In 2021, the industry is already seeing FIs and fintechs race to deliver instantaneous services through new financial products, with GBG’s latest research finding 31% of FIs in APAC planning to offer instant bank accounts and instant loans, and 29% planning to offer instant credit cards. To take CX to the next level, the industry will also start to more seriously explore augmented reality (AR) and virtual reality (VR) technologies to re-create virtual branch experiences as the ‘new normal’ forces many customers to continue social distancing, quarantining, and more. 

 

As FIs venture into exploring these new capabilities, it will be critical to remain wary of how customer expectations are evolving, and not get side-tracked by investing in exciting technologies for the sake of it. For example, while many FIs are focusing on improving CX through AI-enabled initiatives, recent research shows customers are increasingly looking for a more human experience when interacting with AI-enabled chatbots, with 35% of customers saying their FIs are missing the mark.



Industry-wide collaboration will drive greater customer insights and re-define digital finance standards 

 

Globally, the mantra of being “all in this together” has resonated as governments, businesses, and communities collaborate to address the challenges of the pandemic. This has also rung true throughout the financial services and regulation industries, particularly in relation to increasing understanding of customers and delivering services more efficiently. 

 

This also translated into an increased reliance on digital identity solutions, which proved to improve service delivery and outcomes for FIs with tax filing, superannuation management, and other banking needs, as well as managing the COVID-19 pandemic through initiatives like contact tracing. 

 

Furthermore, collaborations across major players will highlight the impetus among businesses to use business partnerships to gain truly 360-degree views of their customers’ needs, as has been demonstrated with the merger of Eftpos, BPAY, and NPP Australia, which is expected to help bring down merchant fees and fasten the deliver of new payment features to the market. Collaborations between enterprises and fintechs, such as Westpac and Afterpay, Klarna and Commonwealth Bank, and 86 400 and Zip also reflect an openness among traditional players to partner with more agile innovators, as well as a willingness among disruptors to lean into the scale and reach of larger FIs.

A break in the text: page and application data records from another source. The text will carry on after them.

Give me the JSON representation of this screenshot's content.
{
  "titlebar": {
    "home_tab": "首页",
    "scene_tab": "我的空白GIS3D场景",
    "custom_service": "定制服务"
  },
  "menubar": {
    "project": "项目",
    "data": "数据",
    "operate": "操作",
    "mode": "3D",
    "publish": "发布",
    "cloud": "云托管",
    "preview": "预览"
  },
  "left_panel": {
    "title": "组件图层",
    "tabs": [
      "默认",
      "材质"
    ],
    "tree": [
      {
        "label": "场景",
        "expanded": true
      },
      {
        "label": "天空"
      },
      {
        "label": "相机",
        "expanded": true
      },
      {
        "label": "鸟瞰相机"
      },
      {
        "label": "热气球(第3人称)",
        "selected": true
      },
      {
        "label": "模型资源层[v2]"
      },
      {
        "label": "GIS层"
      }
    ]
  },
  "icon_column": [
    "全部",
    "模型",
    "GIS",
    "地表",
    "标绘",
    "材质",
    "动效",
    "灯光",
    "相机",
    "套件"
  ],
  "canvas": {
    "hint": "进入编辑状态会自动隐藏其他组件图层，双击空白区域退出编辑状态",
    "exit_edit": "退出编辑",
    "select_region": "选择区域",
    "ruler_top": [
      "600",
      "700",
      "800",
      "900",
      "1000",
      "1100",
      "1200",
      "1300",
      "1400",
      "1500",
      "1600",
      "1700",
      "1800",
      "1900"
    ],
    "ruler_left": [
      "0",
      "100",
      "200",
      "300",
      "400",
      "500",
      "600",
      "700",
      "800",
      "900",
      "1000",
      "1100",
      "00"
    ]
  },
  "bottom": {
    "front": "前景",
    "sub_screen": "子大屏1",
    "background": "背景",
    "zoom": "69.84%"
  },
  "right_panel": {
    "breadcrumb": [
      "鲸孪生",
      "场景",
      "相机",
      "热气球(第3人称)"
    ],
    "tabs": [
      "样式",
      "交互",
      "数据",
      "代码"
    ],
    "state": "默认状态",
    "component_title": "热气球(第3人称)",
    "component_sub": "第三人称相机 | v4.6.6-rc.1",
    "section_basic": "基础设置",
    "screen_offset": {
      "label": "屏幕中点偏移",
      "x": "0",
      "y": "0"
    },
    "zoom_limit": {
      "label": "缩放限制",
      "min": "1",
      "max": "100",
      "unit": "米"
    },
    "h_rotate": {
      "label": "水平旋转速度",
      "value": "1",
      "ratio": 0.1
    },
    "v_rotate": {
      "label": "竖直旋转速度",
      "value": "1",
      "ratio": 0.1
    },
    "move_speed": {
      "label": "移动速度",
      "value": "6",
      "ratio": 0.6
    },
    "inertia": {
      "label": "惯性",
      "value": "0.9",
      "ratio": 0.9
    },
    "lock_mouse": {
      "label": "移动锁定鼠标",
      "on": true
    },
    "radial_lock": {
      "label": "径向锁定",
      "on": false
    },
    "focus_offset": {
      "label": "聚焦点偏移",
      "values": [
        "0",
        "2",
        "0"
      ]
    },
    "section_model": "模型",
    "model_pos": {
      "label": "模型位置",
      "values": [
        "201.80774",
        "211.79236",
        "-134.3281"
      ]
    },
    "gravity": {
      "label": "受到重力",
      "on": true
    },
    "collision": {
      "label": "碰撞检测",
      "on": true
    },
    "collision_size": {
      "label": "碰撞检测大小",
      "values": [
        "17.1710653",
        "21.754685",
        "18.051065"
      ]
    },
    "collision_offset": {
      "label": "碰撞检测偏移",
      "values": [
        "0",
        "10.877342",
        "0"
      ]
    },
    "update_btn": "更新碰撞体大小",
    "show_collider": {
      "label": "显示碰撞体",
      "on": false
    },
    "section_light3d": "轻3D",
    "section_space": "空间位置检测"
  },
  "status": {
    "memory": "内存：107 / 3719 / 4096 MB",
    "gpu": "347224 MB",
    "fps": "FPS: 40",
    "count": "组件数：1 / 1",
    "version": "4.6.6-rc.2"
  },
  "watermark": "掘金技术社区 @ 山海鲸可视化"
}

Australia’s pioneering of BNPL in the region will continue to have a knock-on effect 

 

The rise of Buy Now, Pay Later (BNPL) businesses and products is being seen across the region in response to growing interest among consumers for short-term credit services for everyday purchases, including clothing, furniture, and electronics. 

 

Starting in Australia, which is continuing to see growth and new players enter the market, BNPL players across APAC are now quickly catching onto the opportunities to provide new and more agile types of loans. This is particularly apparent for small businesses providing the products likely to be popular for BNPL purchases, as well as with purchases that consumers may not have been a position to save for due to the pandemic, such as international travel and holidays, as demonstrated by the Agoda partnership with Atome.




Carol Chris, Regional Manager Australia at GBG